EU-China Summit 2020
On the 22nd June 2020, the 22nd bilateral summit between the EU and China was held, as a video conference. Representing the Union were President of the European Council Charles Michel, President of the European Commission Ursula von der Leyen, and High Representative Josep Borrell. Prime Minister Li Keqiang and President Xi Jinping spoke on China’s behalf.
The focus of the summit was tripartite: EU-China bilateral relations, mutual solidarity in response to the COVID-19 pandemic, and other international and regional issues of concern. Von der Leyen spoke of the “EU-China partnership [as] crucial, be it in terms of trade, climate, technology, and defence of multilateralism”, while stressing that a proper level playing-field is still to be achieved between the two. Xi Jinping also talked of the partnership between the countries, stating that the “two major economies should play the role as dual engines of the world economy”.
With this summit, and especially in the current global and political context, a number of differences between China and the EU have resurfaced. In the week prior to the summit, the European Commission initiated a process that could eventually see the introduction of restrictions to Chinese government-backed companies in EU markets. The EU has long expressed that European countries operating in China do not enjoy the same standard of business as Chinese firms in the bloc. This is partly a result of government subsidies offered to Chinese companies by their government, which may facilitate their operations. Year-long delays in finalising a comprehensive investment agreement between the EU and China has also been an issue of contention for the two parties. Beijing’s national security law in Hong Kong has been condemned by the EU, too.
Having said that, however, the benefits of cooperation, especially on the economic front, cannot be ignored. The EU is China’s largest trading partner, and China the second largest to the EU; creating a high level of economic interdependence between the two. This makes both parties, but especially the EU, less likely to take an overly negative stance towards the other, despite the differences in values, systems, and approaches. Both also share global challenges, namely climate change, achieving the Sustainable Development Goals, as well as tackling the COVID-19 pandemic.

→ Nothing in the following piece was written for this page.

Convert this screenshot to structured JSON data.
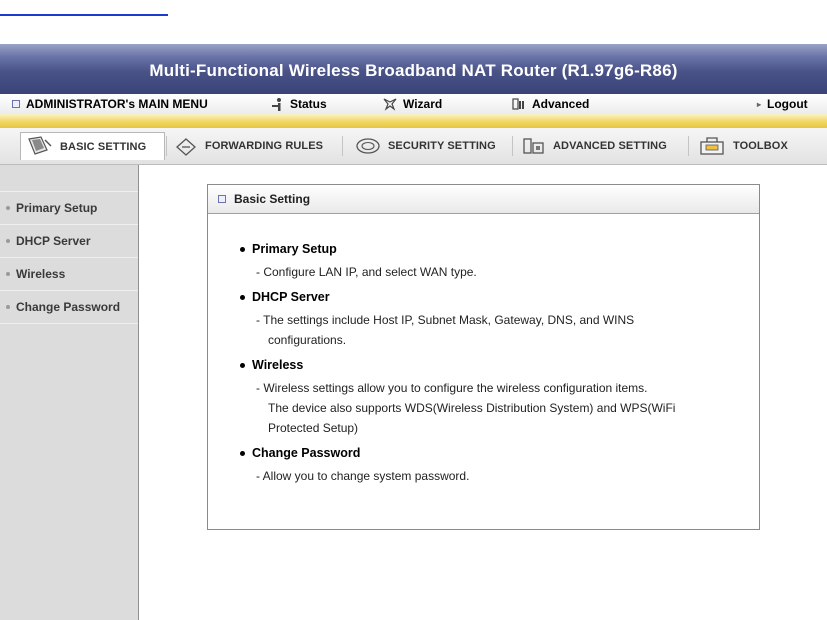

With this in mind, the EU called for further negotiations in terms of achieving an EU-China Comprehensive Investment Agreement; as well as renewing their commitment to address the inherent inequalities in market access and other regulatory issues. The bloc also expressed its concern over the treatment of minorities in certain parts of China, the arbitrary detention of named individuals, and human rights infringements. The necessity of a shared sense of responsibility was also put forward, mainly but not exclusively in the context of the novel coronavirus, and the need to support a greener and more inclusive global recovery. The European Union also called on China to take more definitive and decisive action, not only in terms of climate change, but also to promote global peace, security, and sustainability.
No joint statement was issued following the summit, nor was a joint press conference organised. Both players, however, agreed to continue communicating in the future. Xi Jinping expressed that “there is no conflict of fundamental interests between China and Europe. Cooperation far outweighs competition, and consensus far outweighs disagreement.” Chinese Ambassador to the EU, Zhang Ming, also spoke highly of the relationship between the two. He hoped the summit would lead to the achievement of “mutually beneficial cooperation on the basis of mutual respect.”
With the current world order experiencing such a significant shift towards a stronger China, it seems that closer cooperation between the two economic superpowers is the natural way forward. Whether this summit has served to achieve that is unclear. What does seem clear, however, is the difficulty of bridging the different methodologies of both players. As Theresa Fallon, director of the Center for Russia Europe Asia Studies, explains “Europe is always the demandeur”, requesting structural and political change, “but China already has what is wants.”